Since the advent of the war on gluten, pasta has lost its place on many a menu. But now, it may be time to bring the classic cornerstone of Italy’s primi dish back to menus. A New study conducted in Italy with 23,000 Italians by Nutrition & Diabetes found that “higher pasta intake was associated with better adhesion to the Mediterranean diet.” Italians tend to focus their carbohydrate intake on pasta. Conversely, that pasta is a delivery device for various foods that are super good for you: olive oils, tomatoes, onions, garlic, and protein.
Only 10% of Italians are considered obese, compared to 36% of Americans.

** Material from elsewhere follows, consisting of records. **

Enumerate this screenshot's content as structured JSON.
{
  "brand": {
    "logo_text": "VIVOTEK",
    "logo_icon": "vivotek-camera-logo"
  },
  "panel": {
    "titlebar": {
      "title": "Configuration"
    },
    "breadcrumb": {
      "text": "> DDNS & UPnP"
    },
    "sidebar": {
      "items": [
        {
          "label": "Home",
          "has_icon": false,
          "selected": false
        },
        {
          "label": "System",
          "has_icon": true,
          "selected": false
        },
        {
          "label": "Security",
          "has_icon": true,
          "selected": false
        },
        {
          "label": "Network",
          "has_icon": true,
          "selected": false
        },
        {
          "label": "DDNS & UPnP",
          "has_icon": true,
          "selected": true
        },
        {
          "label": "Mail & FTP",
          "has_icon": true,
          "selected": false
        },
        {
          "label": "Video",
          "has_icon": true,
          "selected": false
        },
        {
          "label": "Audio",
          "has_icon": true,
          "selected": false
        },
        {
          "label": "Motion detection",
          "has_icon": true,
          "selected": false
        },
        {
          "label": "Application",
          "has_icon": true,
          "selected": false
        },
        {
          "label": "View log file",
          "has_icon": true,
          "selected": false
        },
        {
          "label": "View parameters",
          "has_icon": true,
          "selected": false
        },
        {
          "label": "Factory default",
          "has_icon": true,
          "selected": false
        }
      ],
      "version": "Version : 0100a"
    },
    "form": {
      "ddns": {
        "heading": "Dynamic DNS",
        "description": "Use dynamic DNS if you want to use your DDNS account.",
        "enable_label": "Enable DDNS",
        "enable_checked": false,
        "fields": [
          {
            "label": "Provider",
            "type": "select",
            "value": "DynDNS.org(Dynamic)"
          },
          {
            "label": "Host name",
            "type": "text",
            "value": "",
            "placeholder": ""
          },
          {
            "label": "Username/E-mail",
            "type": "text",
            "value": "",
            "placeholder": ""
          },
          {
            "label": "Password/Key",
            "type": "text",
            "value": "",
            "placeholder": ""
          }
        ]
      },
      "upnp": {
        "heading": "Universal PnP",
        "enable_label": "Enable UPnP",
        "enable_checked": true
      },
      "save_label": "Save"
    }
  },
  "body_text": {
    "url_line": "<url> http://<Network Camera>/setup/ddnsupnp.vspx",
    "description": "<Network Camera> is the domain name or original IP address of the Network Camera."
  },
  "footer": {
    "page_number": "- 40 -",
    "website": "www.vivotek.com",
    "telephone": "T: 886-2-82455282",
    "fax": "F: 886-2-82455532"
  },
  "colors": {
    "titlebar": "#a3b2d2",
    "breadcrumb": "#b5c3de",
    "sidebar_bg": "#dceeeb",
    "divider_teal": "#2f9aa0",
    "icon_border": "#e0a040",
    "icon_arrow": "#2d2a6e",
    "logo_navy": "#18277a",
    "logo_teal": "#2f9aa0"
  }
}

A large component to that variable is what dietitians refer to as the Mediterranean Diet. That diet is rich in simple carbs, meat and fish proteins, olive oils, cheeses, fruits, nuts, and vegetables, all taken in moderation along with the avoidance of overly processed foods. Most tend to agree it’s better than a diet of cheese puffs, big gulps, and microwave burritos. In the end, after correcting for age, income, and the like, they found that “the generated pasta-body weight residuals were produced to be mathematically independent from body weight.” That is, pasta in moderation doesn’t make you fat.
There’s an old axiom from Oscar Wilde: everything in moderation, including moderation. It seems to work for the people living around the Mediterranean where pasta is just a single course of a four-course meal.
Now that we know moderate pasta intake won’t increase body weight, let’s look at some photos of amazing pasta courses.